containers, would run either individually or in convoys on dedicated
railway lines or on special roads. The ASAPP ONE project is aimed
specifically at tackling the challenging new configuration of the
proposed shuttles and at creating an efficient system for getting
the right containers to the right location at the right time.
Together, the ASAPP and ASAPP ONE projects are
creating a new infrastructure that will allow more space for crane
movements, automated guided vehicles (AGVs) and lorries within the
port environment. A computerised traffic control system, including
a crossing control system, will manage fleets of these shuttles,
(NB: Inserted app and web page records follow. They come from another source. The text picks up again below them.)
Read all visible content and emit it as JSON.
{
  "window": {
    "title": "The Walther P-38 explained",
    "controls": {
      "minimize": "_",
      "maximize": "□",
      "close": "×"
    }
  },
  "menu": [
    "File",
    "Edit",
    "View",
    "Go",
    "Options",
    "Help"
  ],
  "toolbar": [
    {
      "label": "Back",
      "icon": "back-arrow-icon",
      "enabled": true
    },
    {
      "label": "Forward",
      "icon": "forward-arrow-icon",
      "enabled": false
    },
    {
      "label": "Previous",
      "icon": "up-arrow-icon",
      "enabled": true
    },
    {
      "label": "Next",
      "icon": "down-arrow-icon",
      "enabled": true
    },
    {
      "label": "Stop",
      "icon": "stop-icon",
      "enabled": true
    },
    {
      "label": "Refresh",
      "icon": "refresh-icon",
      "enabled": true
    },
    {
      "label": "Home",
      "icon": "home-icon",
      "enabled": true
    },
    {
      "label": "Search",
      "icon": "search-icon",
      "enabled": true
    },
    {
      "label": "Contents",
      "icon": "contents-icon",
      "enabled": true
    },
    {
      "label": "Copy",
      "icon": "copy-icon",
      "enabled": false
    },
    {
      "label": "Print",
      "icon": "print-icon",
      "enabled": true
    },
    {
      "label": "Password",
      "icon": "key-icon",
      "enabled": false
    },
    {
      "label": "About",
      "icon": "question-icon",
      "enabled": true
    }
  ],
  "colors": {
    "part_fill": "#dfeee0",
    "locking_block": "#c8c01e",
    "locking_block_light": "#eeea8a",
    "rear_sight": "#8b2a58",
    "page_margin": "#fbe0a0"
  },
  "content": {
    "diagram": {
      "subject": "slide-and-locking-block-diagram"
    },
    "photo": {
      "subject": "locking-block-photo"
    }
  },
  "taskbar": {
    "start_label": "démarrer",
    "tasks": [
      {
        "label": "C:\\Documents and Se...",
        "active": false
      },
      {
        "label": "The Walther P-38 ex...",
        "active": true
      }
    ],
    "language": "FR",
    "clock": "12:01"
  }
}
ensuring the safe and orderly transfer of 200 containers per hour
(4 cranes per ship). Such a system could eliminate upwards of 2000
trucks a day from urban areas in the vicinity of major ports, along
with the associated congestion at quaysides, and would mean a much
faster and more constant throughput to ships.
"The actual modifications at quaysides
will be quite limited," says Verza. "and so investment
costs will be low. Also, less space would be needed at the port,
so smaller quays will be in a better position to accept freight.
This, in turn, will increase the number of available sea and inland
waterway routes, helping to ease the pressure on roadways."
Partners say the overall costs of transport would be decreased if
this system were implemented, lowering the break-even distance for
intermodal transport to around 200 km. New information technologies
would also lead to a higher quality of service for freight industry
customers, allowing improved tracking and tracing of goods in transport.
The ASAPP ONE project, comprising a consortium of industrial partners,
SMEs, engineering firms, and research institutes, is currently developing
Most recently, EU
funding has been approved for a new Technology Platform on efficient
interoperability and transshipment called INTEGRATION, with the
aim of improving the integration and validation of critical technologies
already developed in a single approach from ship to shore and in
Once again then,
coordinated European research efforts will provide multiple benefits
to both businesses and ordinary citizens. As a result of the effective
integration and utilisation of improved intermodal transport systems,
people in urban areas will benefit from a reduction in traffic while
improved energy efficiency will mean lower pollution levels. Added
flexibility and the introduction of new information systems will
reduce timescales and provide for a higher standard of transport
services, while lower costs will mean significantly lower charges
to transport customers. All of this is well in line with the Commission's
larger objectives of establishing and promoting a more efficient,
reliable and sustainable transport system integrating all modes
Research on the improvement of the interoperability
and interconnectivity of freight transport is supported under
the Growth Programme's 'Land transport and marine technologies'
- FLIHTT - Flexible intermodal
horizontal transshipment techniques (BRPR960171);
- ASAPP - Automated shuttle for augmented port
- ASAPP ONE - Intelligent shuttle fleet connecting
a split container storage area for intermodal operation and movement
- INTEGRATION - Technology platform on the integration
of sea land technologies for an efficient intermodal door to door